Cars Banner overlay

Car headlights ‘dazzling’ drivers

The AOP has responded to an RAC survey, which finds that drivers believe modern headlights are putting motorists at risk

28 Mar 2018 by Andrew McClean

A new report from motoring services company, Royal Automobile Club (RAC), has revealed that 15% of drivers have been involved in a near miss after being dazzled by the headlights of other vehicles.

In its survey of over 2000 motorists, the RAC found that although the brightness of modern headlights has improved the vision of the driver using them, they are putting other motorists at risk.

A total of 65% of drivers of all ages said that they are regularly dazzled by oncoming traffic, or when looking in their rear-view mirrors, even when headlights are dipped.

Drivers also said that it can take them up to five seconds to see clearly again after being dazzled, which the RAC explained that for a car travelling at 60mph, it would have travelled 120m before its driver fully recovers.

In response to the survey, clinical and regulatory officer at the AOP, Farah Gatrad, said that headlights can cause ‘photostress,’ which may interfere with vision – causing glare, dazzle and visual discomfort for road users. 

“For those who have pre-existing cataract, or other eye disease, the ‘dazzling’ effect may be particularly pronounced and in some cases, could make recovery to normal vision slower,” Ms Gatrad explained.

“Optometrists are well placed to advise drivers on the measures they can take to reduce these effects, for example contact lenses or glasses with special coatings designed specifically to help reduce the effects of glare whilst driving,” she added.

Current headlights fitted in UK vehicles range from traditional halogen headlamps, to newer xenon, or high intensity discharge lights, and LED headlights.

The RAC survey found that 58% of motorists believe the brightness of modern headlights is putting drivers at risk.


Your comments

You must be logged in to join the discussion.
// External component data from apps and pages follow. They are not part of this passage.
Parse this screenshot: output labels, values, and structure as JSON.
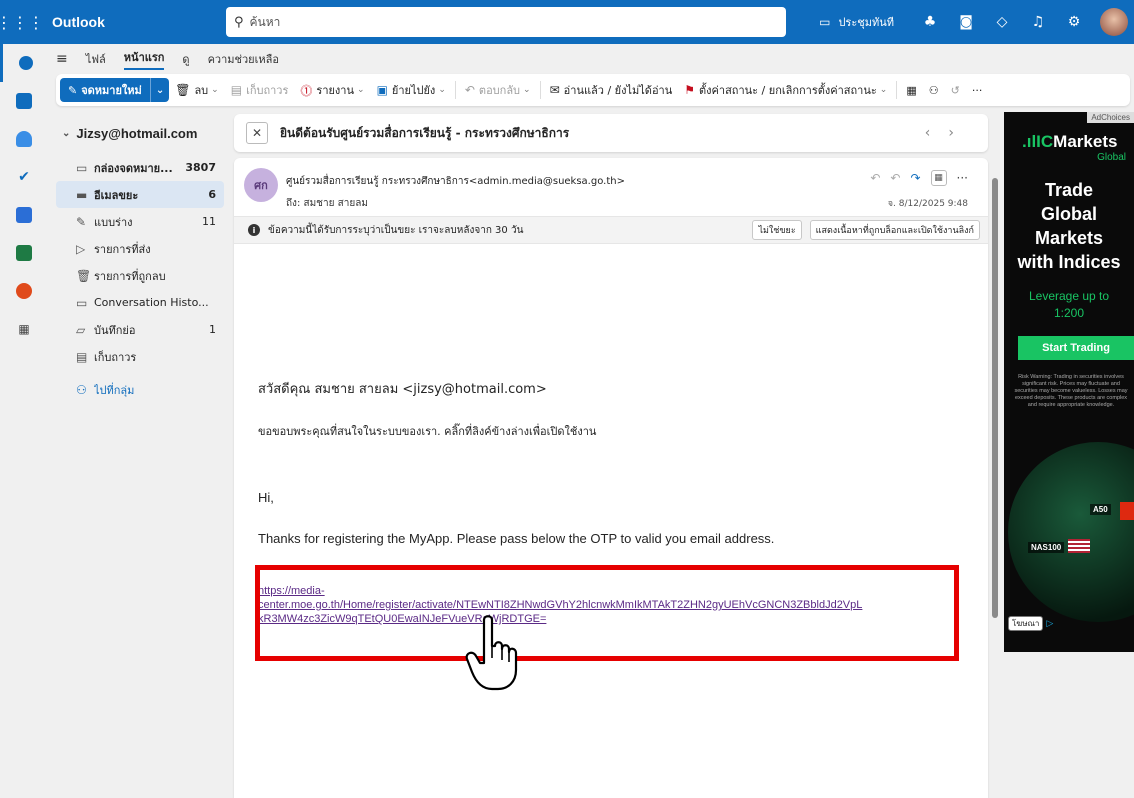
{
  "topbar": {
    "app_name": "Outlook",
    "search_placeholder": "ค้นหา",
    "meet_now": "ประชุมทันที",
    "icons": [
      "waffle-icon",
      "teams-icon",
      "outlook-icon",
      "feedback-icon",
      "bell-icon",
      "gear-icon"
    ]
  },
  "menu": {
    "items": [
      "ไฟล์",
      "หน้าแรก",
      "ดู",
      "ความช่วยเหลือ"
    ],
    "selected": "หน้าแรก"
  },
  "ribbon": {
    "new_mail": "จดหมายใหม่",
    "delete": "ลบ",
    "archive": "เก็บถาวร",
    "report": "รายงาน",
    "move_to": "ย้ายไปยัง",
    "reply": "ตอบกลับ",
    "read_unread": "อ่านแล้ว / ยังไม่ได้อ่าน",
    "flag": "ตั้งค่าสถานะ / ยกเลิกการตั้งค่าสถานะ",
    "more": "···"
  },
  "folders": {
    "account": "Jizsy@hotmail.com",
    "items": [
      {
        "label": "กล่องจดหมาย...",
        "count": "3807",
        "bold": true,
        "icon": "inbox-icon"
      },
      {
        "label": "อีเมลขยะ",
        "count": "6",
        "bold": true,
        "selected": true,
        "icon": "junk-icon"
      },
      {
        "label": "แบบร่าง",
        "count": "11",
        "icon": "draft-icon"
      },
      {
        "label": "รายการที่ส่ง",
        "count": "",
        "icon": "sent-icon"
      },
      {
        "label": "รายการที่ถูกลบ",
        "count": "",
        "icon": "trash-icon"
      },
      {
        "label": "Conversation Histo...",
        "count": "",
        "icon": "folder-icon"
      },
      {
        "label": "บันทึกย่อ",
        "count": "1",
        "icon": "note-icon"
      },
      {
        "label": "เก็บถาวร",
        "count": "",
        "icon": "archive-icon"
      },
      {
        "label": "ไปที่กลุ่ม",
        "count": "",
        "icon": "groups-icon",
        "link": true
      }
    ]
  },
  "message": {
    "subject": "ยินดีต้อนรับศูนย์รวมสื่อการเรียนรู้ - กระทรวงศึกษาธิการ",
    "avatar_initials": "ศก",
    "sender": "ศูนย์รวมสื่อการเรียนรู้ กระทรวงศึกษาธิการ<admin.media@sueksa.go.th>",
    "to": "ถึง: สมชาย สายลม",
    "date": "จ. 8/12/2025 9:48",
    "junk_notice": "ข้อความนี้ได้รับการระบุว่าเป็นขยะ เราจะลบหลังจาก 30 วัน",
    "not_junk": "ไม่ใช่ขยะ",
    "show_blocked": "แสดงเนื้อหาที่ถูกบล็อกและเปิดใช้งานลิงก์",
    "greeting": "สวัสดีคุณ สมชาย สายลม <jizsy@hotmail.com>",
    "thai_line": "ขอขอบพระคุณที่สนใจในระบบของเรา. คลิ๊กที่ลิงค์ข้างล่างเพื่อเปิดใช้งาน",
    "hi": "Hi,",
    "en_line": "Thanks for registering the MyApp. Please pass below the OTP to valid you email address.",
    "link_l1": "https://media-",
    "link_l2": "center.moe.go.th/Home/register/activate/NTEwNTI8ZHNwdGVhY2hlcnwkMmIkMTAkT2ZHN2gyUEhVcGNCN3ZBbldJd2VpL",
    "link_l3": "kR3MW4zc3ZicW9qTEtQU0EwaINJeFVueVRaWjRDTGE="
  },
  "ad": {
    "adchoices": "AdChoices",
    "brand_ic": "IC",
    "brand_rest": "Markets",
    "global": "Global",
    "headline": [
      "Trade",
      "Global",
      "Markets",
      "with Indices"
    ],
    "leverage": [
      "Leverage up to",
      "1:200"
    ],
    "cta": "Start Trading",
    "risk": "Risk Warning: Trading in securities involves significant risk. Prices may fluctuate and securities may become valueless. Losses may exceed deposits. These products are complex and require appropriate knowledge.",
    "tag_a50": "A50",
    "tag_nas": "NAS100",
    "ad_label": "โฆษณา",
    "colors": {
      "green": "#19c463"
    }
  }
}
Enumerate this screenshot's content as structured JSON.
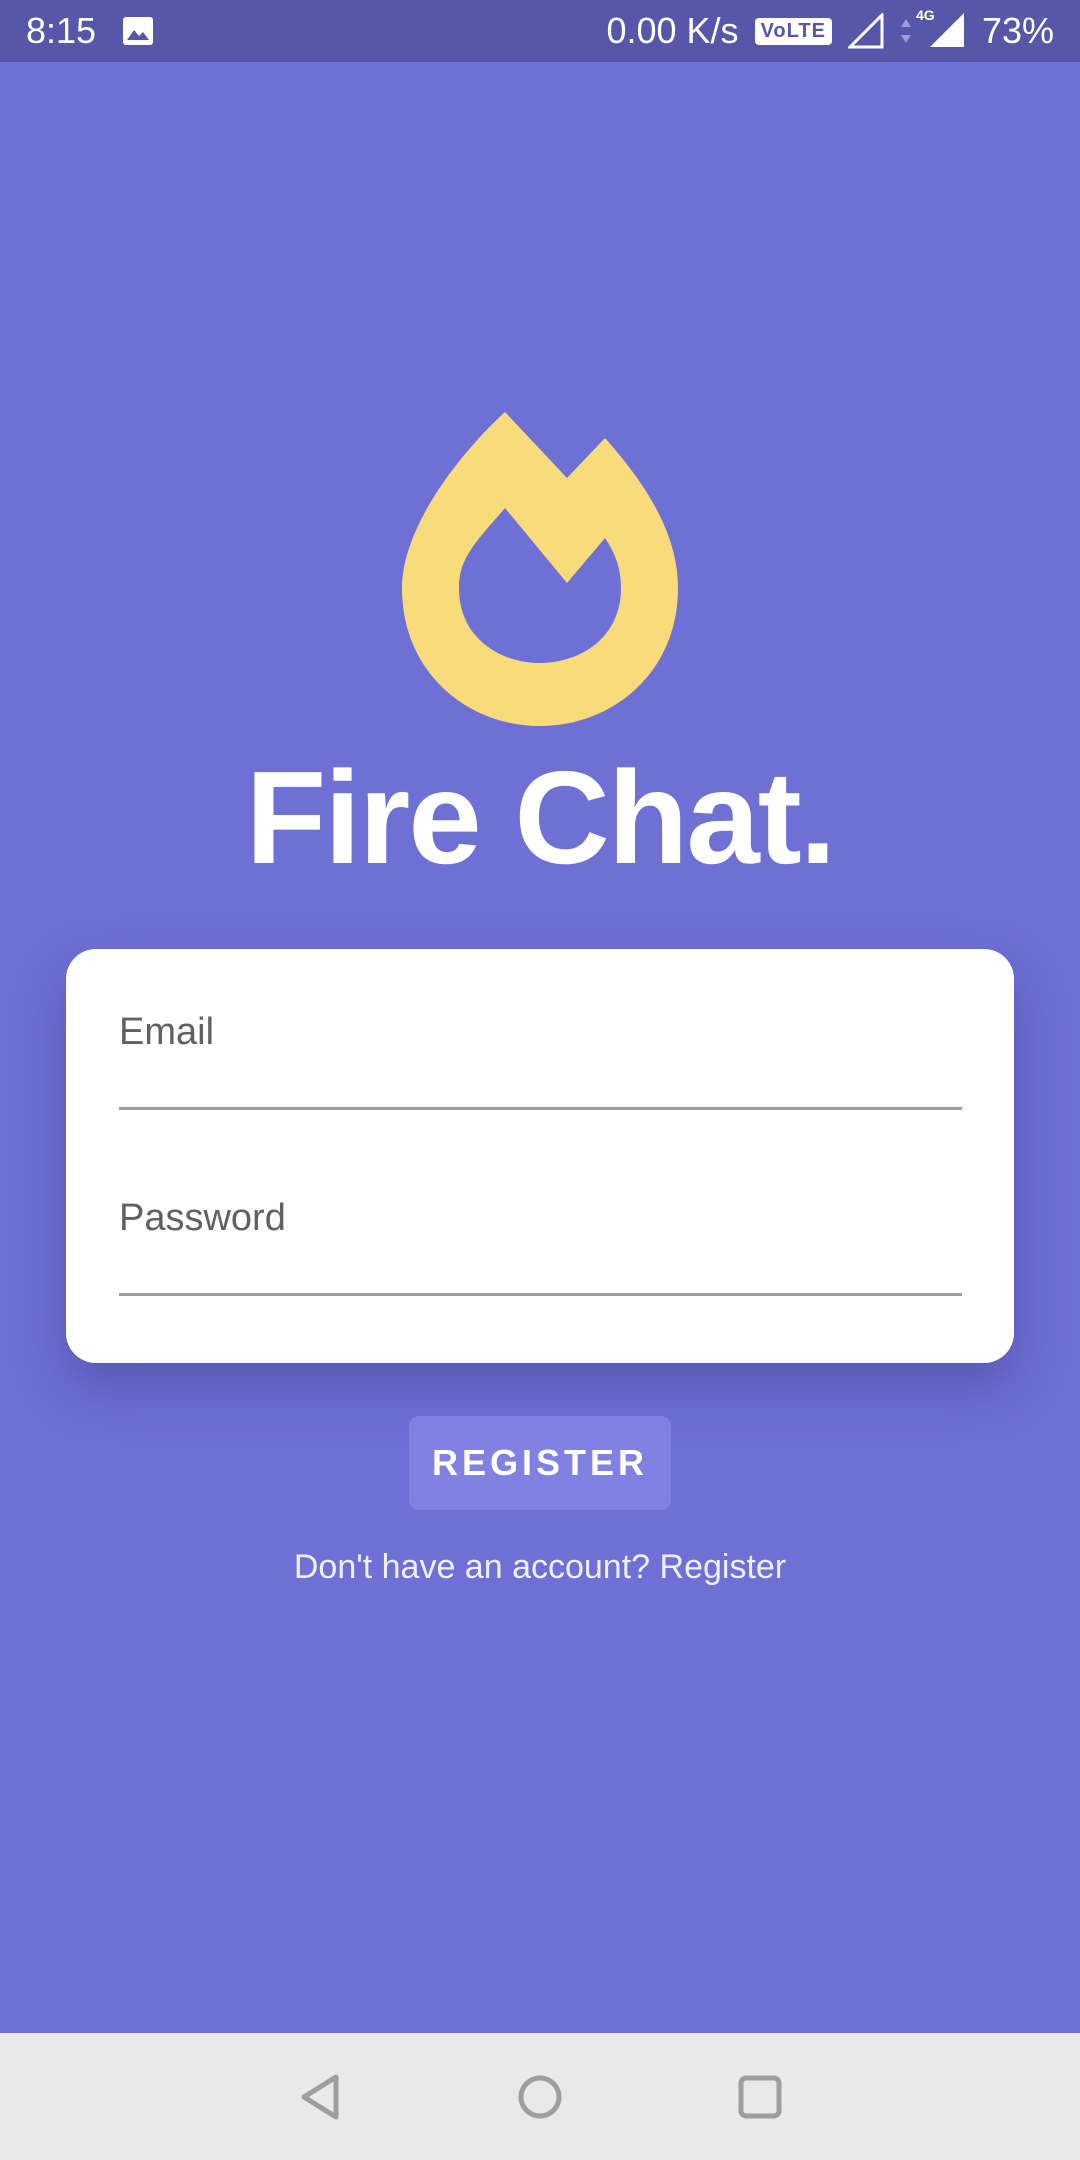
{
  "status_bar": {
    "time": "8:15",
    "network_speed": "0.00 K/s",
    "volte": "VoLTE",
    "network_type": "4G",
    "battery": "73%",
    "icons": [
      "image-notification-icon",
      "volte-icon",
      "signal-icon",
      "data-arrows-icon",
      "signal-4g-icon"
    ]
  },
  "app": {
    "title": "Fire Chat.",
    "logo_icon": "flame-logo-icon",
    "logo_color": "#f8dc7c",
    "background_color": "#6f70d6"
  },
  "form": {
    "email_label": "Email",
    "email_value": "",
    "password_label": "Password",
    "password_value": ""
  },
  "register_button": {
    "label": "REGISTER"
  },
  "signup_prompt": {
    "text": "Don't have an account? ",
    "link": "Register"
  },
  "nav_bar": {
    "icons": [
      "back-icon",
      "home-icon",
      "recents-icon"
    ]
  }
}
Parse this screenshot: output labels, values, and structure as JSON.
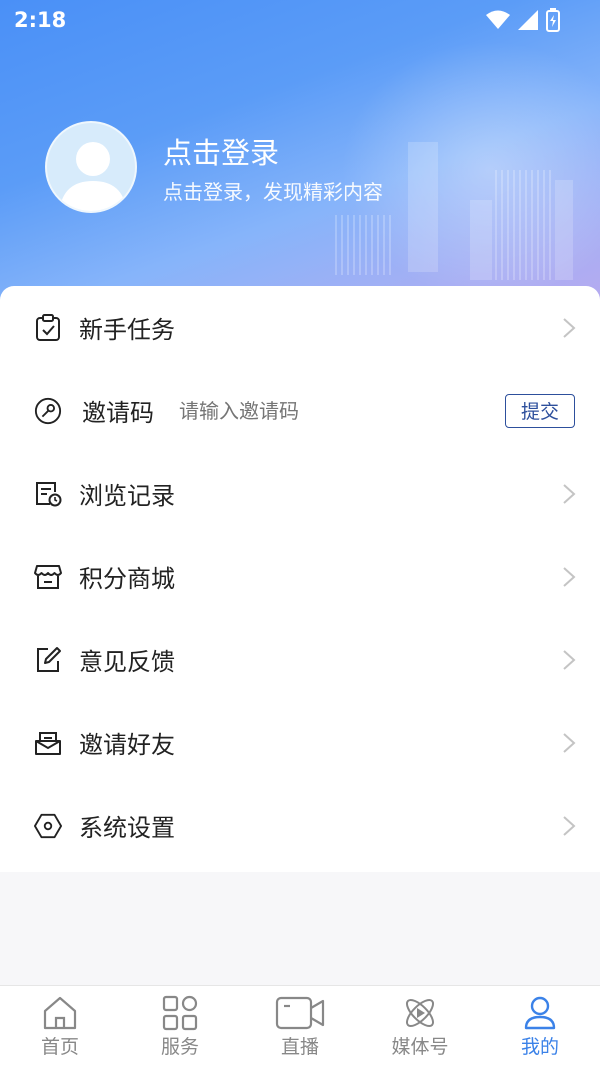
{
  "status_bar": {
    "time": "2:18"
  },
  "profile": {
    "title": "点击登录",
    "subtitle": "点击登录，发现精彩内容"
  },
  "menu": {
    "items": [
      {
        "label": "新手任务",
        "icon": "clipboard-check-icon"
      },
      {
        "label": "邀请码",
        "icon": "key-icon",
        "input_placeholder": "请输入邀请码",
        "button": "提交"
      },
      {
        "label": "浏览记录",
        "icon": "history-doc-icon"
      },
      {
        "label": "积分商城",
        "icon": "shop-icon"
      },
      {
        "label": "意见反馈",
        "icon": "edit-icon"
      },
      {
        "label": "邀请好友",
        "icon": "mail-icon"
      },
      {
        "label": "系统设置",
        "icon": "settings-hex-icon"
      }
    ]
  },
  "tabbar": {
    "items": [
      {
        "label": "首页",
        "icon": "home-icon"
      },
      {
        "label": "服务",
        "icon": "grid-icon"
      },
      {
        "label": "直播",
        "icon": "video-icon"
      },
      {
        "label": "媒体号",
        "icon": "atom-play-icon"
      },
      {
        "label": "我的",
        "icon": "user-icon",
        "active": true
      }
    ]
  },
  "colors": {
    "accent": "#3b82e8",
    "submit_border": "#2d4f9c",
    "header_start": "#4a90f7",
    "header_end": "#b9a9ef"
  }
}
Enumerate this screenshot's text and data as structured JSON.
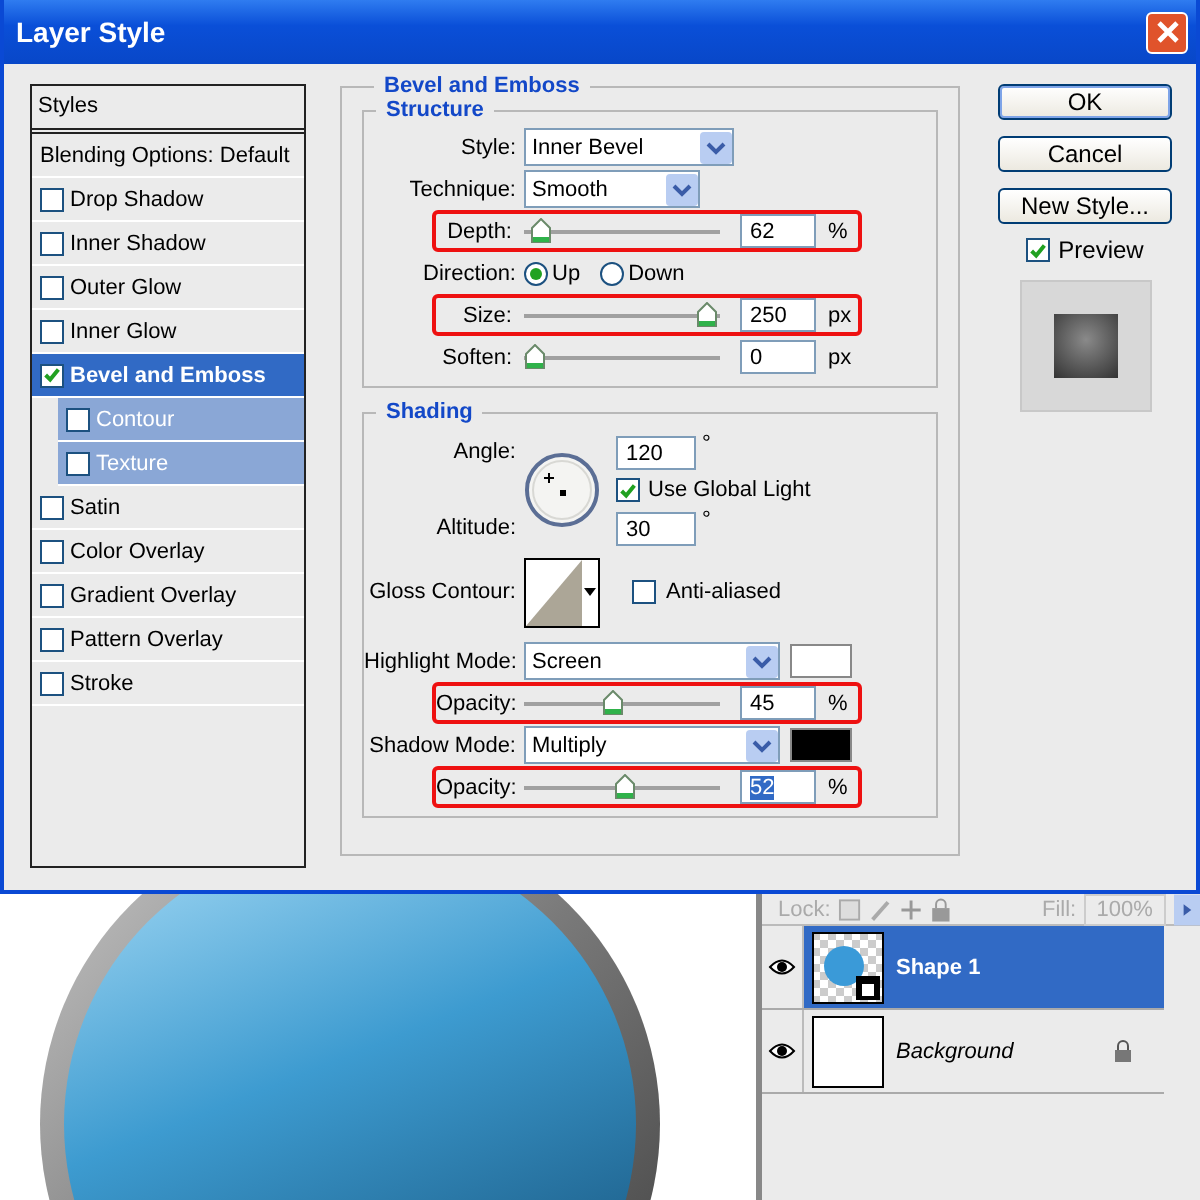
{
  "window": {
    "title": "Layer Style"
  },
  "styles_panel": {
    "header": "Styles",
    "items": [
      {
        "label": "Blending Options: Default",
        "kind": "plain",
        "selected": false
      },
      {
        "label": "Drop Shadow",
        "kind": "check",
        "checked": false,
        "selected": false
      },
      {
        "label": "Inner Shadow",
        "kind": "check",
        "checked": false,
        "selected": false
      },
      {
        "label": "Outer Glow",
        "kind": "check",
        "checked": false,
        "selected": false
      },
      {
        "label": "Inner Glow",
        "kind": "check",
        "checked": false,
        "selected": false
      },
      {
        "label": "Bevel and Emboss",
        "kind": "check",
        "checked": true,
        "selected": true,
        "children": [
          {
            "label": "Contour",
            "kind": "check",
            "checked": false,
            "selected": false
          },
          {
            "label": "Texture",
            "kind": "check",
            "checked": false,
            "selected": false
          }
        ]
      },
      {
        "label": "Satin",
        "kind": "check",
        "checked": false,
        "selected": false
      },
      {
        "label": "Color Overlay",
        "kind": "check",
        "checked": false,
        "selected": false
      },
      {
        "label": "Gradient Overlay",
        "kind": "check",
        "checked": false,
        "selected": false
      },
      {
        "label": "Pattern Overlay",
        "kind": "check",
        "checked": false,
        "selected": false
      },
      {
        "label": "Stroke",
        "kind": "check",
        "checked": false,
        "selected": false
      }
    ]
  },
  "bevel_emboss": {
    "title": "Bevel and Emboss",
    "structure": {
      "title": "Structure",
      "style": {
        "label": "Style:",
        "value": "Inner Bevel"
      },
      "technique": {
        "label": "Technique:",
        "value": "Smooth"
      },
      "depth": {
        "label": "Depth:",
        "level": 0.03,
        "value": "62",
        "unit": "%",
        "highlighted": true
      },
      "direction": {
        "label": "Direction:",
        "options": [
          {
            "label": "Up",
            "selected": true
          },
          {
            "label": "Down",
            "selected": false
          }
        ]
      },
      "size": {
        "label": "Size:",
        "level": 0.99,
        "value": "250",
        "unit": "px",
        "highlighted": true
      },
      "soften": {
        "label": "Soften:",
        "level": 0,
        "value": "0",
        "unit": "px",
        "highlighted": false
      }
    },
    "shading": {
      "title": "Shading",
      "angle": {
        "label": "Angle:",
        "value": "120",
        "unit": "°"
      },
      "use_global_light": {
        "label": "Use Global Light",
        "checked": true
      },
      "altitude": {
        "label": "Altitude:",
        "value": "30",
        "unit": "°"
      },
      "gloss_contour": {
        "label": "Gloss Contour:"
      },
      "anti_aliased": {
        "label": "Anti-aliased",
        "checked": false
      },
      "highlight_mode": {
        "label": "Highlight Mode:",
        "value": "Screen",
        "color": "#ffffff"
      },
      "highlight_opacity": {
        "label": "Opacity:",
        "level": 0.45,
        "value": "45",
        "unit": "%",
        "highlighted": true,
        "text_selected": false
      },
      "shadow_mode": {
        "label": "Shadow Mode:",
        "value": "Multiply",
        "color": "#000000"
      },
      "shadow_opacity": {
        "label": "Opacity:",
        "level": 0.52,
        "value": "52",
        "unit": "%",
        "highlighted": true,
        "text_selected": true
      }
    }
  },
  "buttons": [
    {
      "label": "OK",
      "default": true
    },
    {
      "label": "Cancel",
      "default": false
    },
    {
      "label": "New Style...",
      "default": false
    }
  ],
  "preview": {
    "label": "Preview",
    "checked": true
  },
  "layers_panel": {
    "lock_label": "Lock:",
    "fill_label": "Fill:",
    "fill_value": "100%",
    "layers": [
      {
        "name": "Shape 1",
        "kind": "shape",
        "selected": true,
        "visible": true,
        "locked": false
      },
      {
        "name": "Background",
        "kind": "background",
        "selected": false,
        "visible": true,
        "locked": true
      }
    ]
  }
}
Log in

Comments (2)

  • Avatar image of person name

    The Carl Zeiss Drive Safe lens has proven to cut out a reasonable amount of scattered light from vehicles with halogen bulbs, however they are not anti-glare. Patients who may have had an intra-ocular lens implant have given the worst feedback regarding this lens. The Drive Safe is probably the best we have right now in the market. I believe we do require a more suitable lens that would be more than just adequate.

    Report 5

  • Avatar image of person name

    Colin Fowler

    Glare is definitely a problem with modern headlights - but lens coatings are not the answer.

    Report 7

Report a comment
Close modal